Renewable energy investments in India are finally outpacing its expenditure on fossil fuel power generation says IEA
The International Energy Agency said in a new report on worldwide energy investment that the world’s third-largest emitter of greenhouse gases after China and the United States, and home to more than one-sixth of humanity India “had the second largest jump in energy investment in 2018 after the United States.”
The report added,” In recent years, the fastest investment growth (up 12%) within this group has come from India with rising power sector spending, while spending in sub-Saharan Africa has declined, mostly due to less investment in fuel supply.”
“There has been a very big step change in terms of the shift in investments in India in just the past three years,” Michael Waldron, an author of the report, said. “But, there are a number of risks around whether this shift can be continued and be sustained over time.”
The report found that renewable power investments in India exceeded those of fossil fuel-based power for the third year in a row, and that spending on solar energy surpassed spending on coal-fired power generation for the first time in 2018. Not all new energy investments are going into renewables, however, and coal power generation is still growing.
The International Energy Agency projects that coal-fired power will decline from 74 percent of total electricity generation today to 57 percent in 2040 under current policies as new energy investments increasingly go into renewable energy rather than fossil fuels. More aggressive climate policies could reduce coal power to as little as 7 percent of generation by 2040, IEA says.
It now has more than 77 gigawatts of installed renewable energy capacity, more than double what it had just four years ago. Additional projects totaling roughly 60 gigawatts of renewable energy capacity are in the works. In contrast, India’s new coal power generation has dropped from roughly 20 gigawatts of additional capacity per year to less than 10 gigawatts added in each of the last three years.
On Energy Efficiency too, the report said,” India is an emerging source of industrial energy efficiency investment in the Asia and Pacific region, which grew by nearly 5%.” It added that modernization of industrial facilities coupled with strong mandatory government policy, through the Perform, Achieve, Trade (PAT) Scheme, have been the contributing factors for increased investment.

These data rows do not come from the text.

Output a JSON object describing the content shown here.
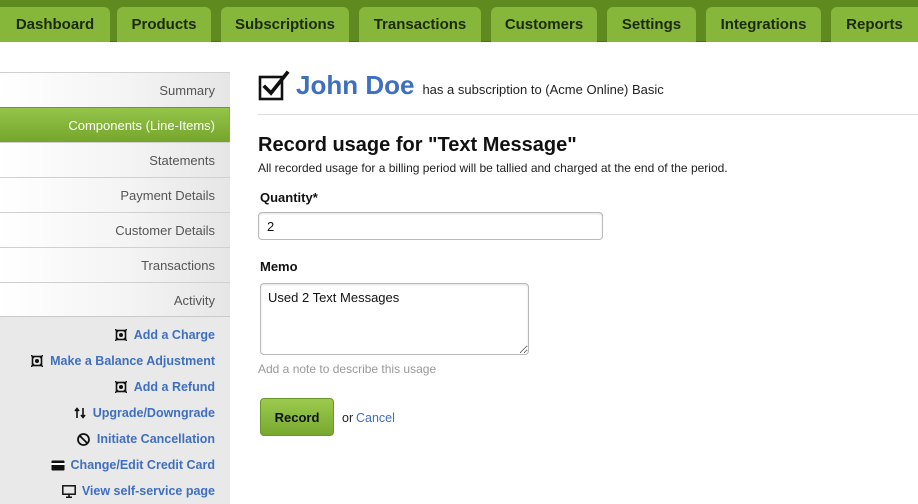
{
  "nav": {
    "tabs": [
      "Dashboard",
      "Products",
      "Subscriptions",
      "Transactions",
      "Customers",
      "Settings",
      "Integrations",
      "Reports"
    ]
  },
  "sidebar": {
    "items": [
      "Summary",
      "Components (Line-Items)",
      "Statements",
      "Payment Details",
      "Customer Details",
      "Transactions",
      "Activity"
    ],
    "active": "Components (Line-Items)",
    "actions": [
      {
        "label": "Add a Charge",
        "icon": "charge-icon"
      },
      {
        "label": "Make a Balance Adjustment",
        "icon": "charge-icon"
      },
      {
        "label": "Add a Refund",
        "icon": "charge-icon"
      },
      {
        "label": "Upgrade/Downgrade",
        "icon": "up-down-arrows-icon"
      },
      {
        "label": "Initiate Cancellation",
        "icon": "cancel-circle-icon"
      },
      {
        "label": "Change/Edit Credit Card",
        "icon": "credit-card-icon"
      },
      {
        "label": "View self-service page",
        "icon": "monitor-icon"
      }
    ]
  },
  "header": {
    "customer_name": "John Doe",
    "subscription_text": "has a subscription to (Acme Online) Basic"
  },
  "form": {
    "title": "Record usage for \"Text Message\"",
    "description": "All recorded usage for a billing period will be tallied and charged at the end of the period.",
    "quantity_label": "Quantity*",
    "quantity_value": "2",
    "memo_label": "Memo",
    "memo_value": "Used 2 Text Messages",
    "memo_hint": "Add a note to describe this usage",
    "record_label": "Record",
    "or_text": "or",
    "cancel_label": "Cancel"
  },
  "colors": {
    "nav_bar": "#5f8a1f",
    "tab": "#86b63a",
    "link": "#3f6fbf",
    "active_item": "#82b139"
  }
}
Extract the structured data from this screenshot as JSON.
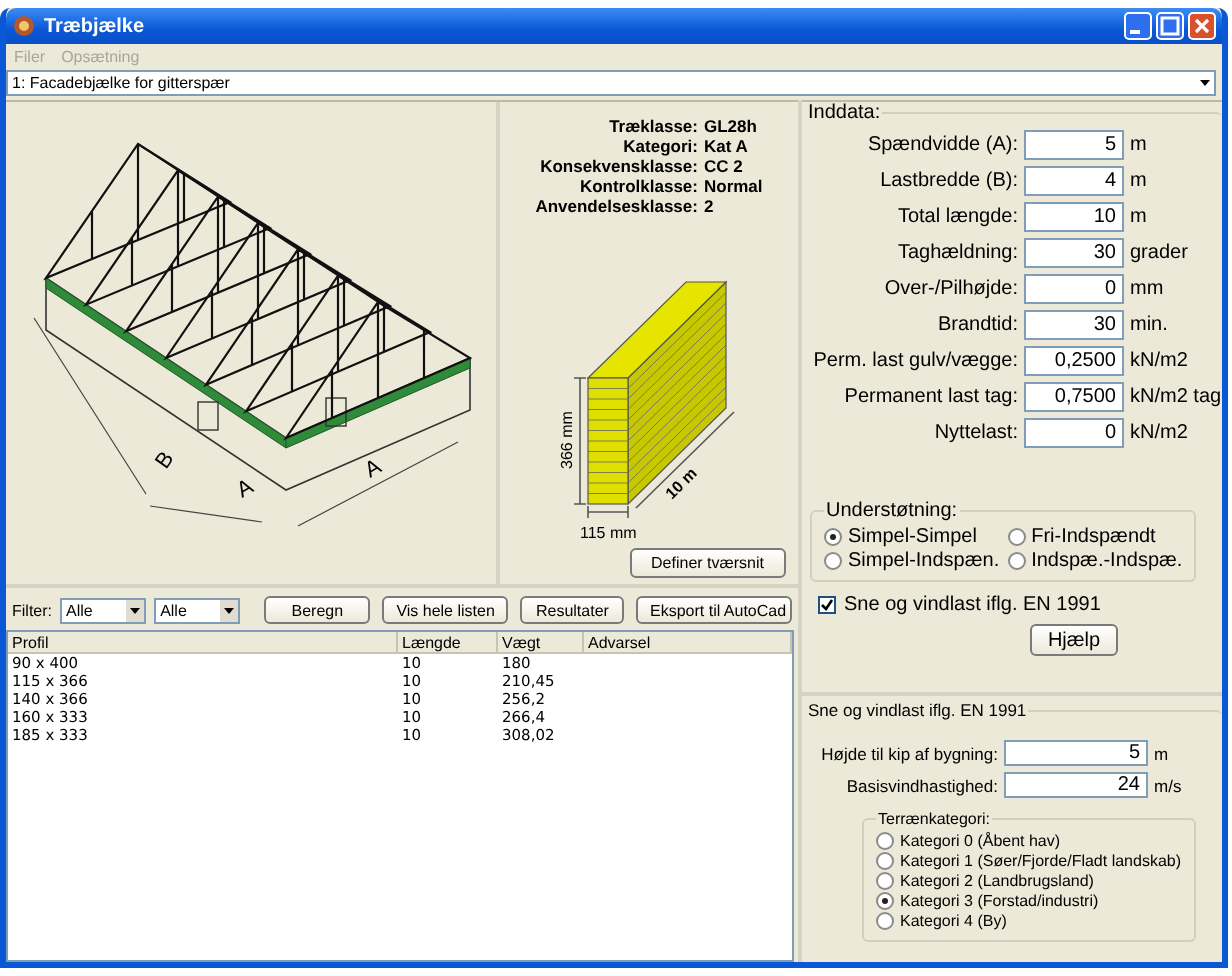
{
  "window": {
    "title": "Træbjælke"
  },
  "menu": [
    {
      "label": "Filer",
      "disabled": true
    },
    {
      "label": "Opsætning",
      "disabled": true
    }
  ],
  "selector": {
    "value": "1: Facadebjælke for gitterspær"
  },
  "frame_drawing": {
    "labels": [
      "B",
      "A",
      "A"
    ]
  },
  "properties": [
    {
      "label": "Træklasse:",
      "value": "GL28h"
    },
    {
      "label": "Kategori:",
      "value": "Kat A"
    },
    {
      "label": "Konsekvensklasse:",
      "value": "CC 2"
    },
    {
      "label": "Kontrolklasse:",
      "value": "Normal"
    },
    {
      "label": "Anvendelsesklasse:",
      "value": "2"
    }
  ],
  "cross_section": {
    "height_label": "366 mm",
    "width_label": "115 mm",
    "length_label": "10 m"
  },
  "define_button": "Definer tværsnit",
  "filter": {
    "label": "Filter:",
    "dropdowns": [
      "Alle",
      "Alle"
    ]
  },
  "actions": [
    "Beregn",
    "Vis hele listen",
    "Resultater",
    "Eksport til AutoCad"
  ],
  "table": {
    "columns": [
      "Profil",
      "Længde",
      "Vægt",
      "Advarsel"
    ],
    "rows": [
      [
        "90 x 400",
        "10",
        "180"
      ],
      [
        "115 x 366",
        "10",
        "210,45"
      ],
      [
        "140 x 366",
        "10",
        "256,2"
      ],
      [
        "160 x 333",
        "10",
        "266,4"
      ],
      [
        "185 x 333",
        "10",
        "308,02"
      ]
    ]
  },
  "inddata": {
    "title": "Inddata:",
    "fields": [
      {
        "label": "Spændvidde (A):",
        "value": "5",
        "unit": "m"
      },
      {
        "label": "Lastbredde (B):",
        "value": "4",
        "unit": "m"
      },
      {
        "label": "Total længde:",
        "value": "10",
        "unit": "m"
      },
      {
        "label": "Taghældning:",
        "value": "30",
        "unit": "grader"
      },
      {
        "label": "Over-/Pilhøjde:",
        "value": "0",
        "unit": "mm"
      },
      {
        "label": "Brandtid:",
        "value": "30",
        "unit": "min."
      },
      {
        "label": "Perm. last gulv/vægge:",
        "value": "0,2500",
        "unit": "kN/m2"
      },
      {
        "label": "Permanent last tag:",
        "value": "0,7500",
        "unit": "kN/m2 tag"
      },
      {
        "label": "Nyttelast:",
        "value": "0",
        "unit": "kN/m2"
      }
    ]
  },
  "support": {
    "title": "Understøtning:",
    "options": [
      {
        "label": "Simpel-Simpel",
        "selected": true
      },
      {
        "label": "Fri-Indspændt",
        "selected": false
      },
      {
        "label": "Simpel-Indspæn.",
        "selected": false
      },
      {
        "label": "Indspæ.-Indspæ.",
        "selected": false
      }
    ]
  },
  "snow_checkbox": {
    "label": "Sne og vindlast iflg. EN 1991",
    "checked": true
  },
  "help_button": "Hjælp",
  "snow_wind": {
    "title": "Sne og vindlast iflg. EN 1991",
    "fields": [
      {
        "label": "Højde til kip af bygning:",
        "value": "5",
        "unit": "m"
      },
      {
        "label": "Basisvindhastighed:",
        "value": "24",
        "unit": "m/s"
      }
    ],
    "terrain": {
      "title": "Terrænkategori:",
      "options": [
        {
          "label": "Kategori 0 (Åbent hav)",
          "selected": false
        },
        {
          "label": "Kategori 1 (Søer/Fjorde/Fladt landskab)",
          "selected": false
        },
        {
          "label": "Kategori 2 (Landbrugsland)",
          "selected": false
        },
        {
          "label": "Kategori 3 (Forstad/industri)",
          "selected": true
        },
        {
          "label": "Kategori 4 (By)",
          "selected": false
        }
      ]
    }
  }
}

While the report does not touch it, climate emergency might dictate that India stop expanding further coal investments by as early as 2022, with a focus from their on for more efficient thermal plants and possibly even nuclear power as a baseload option.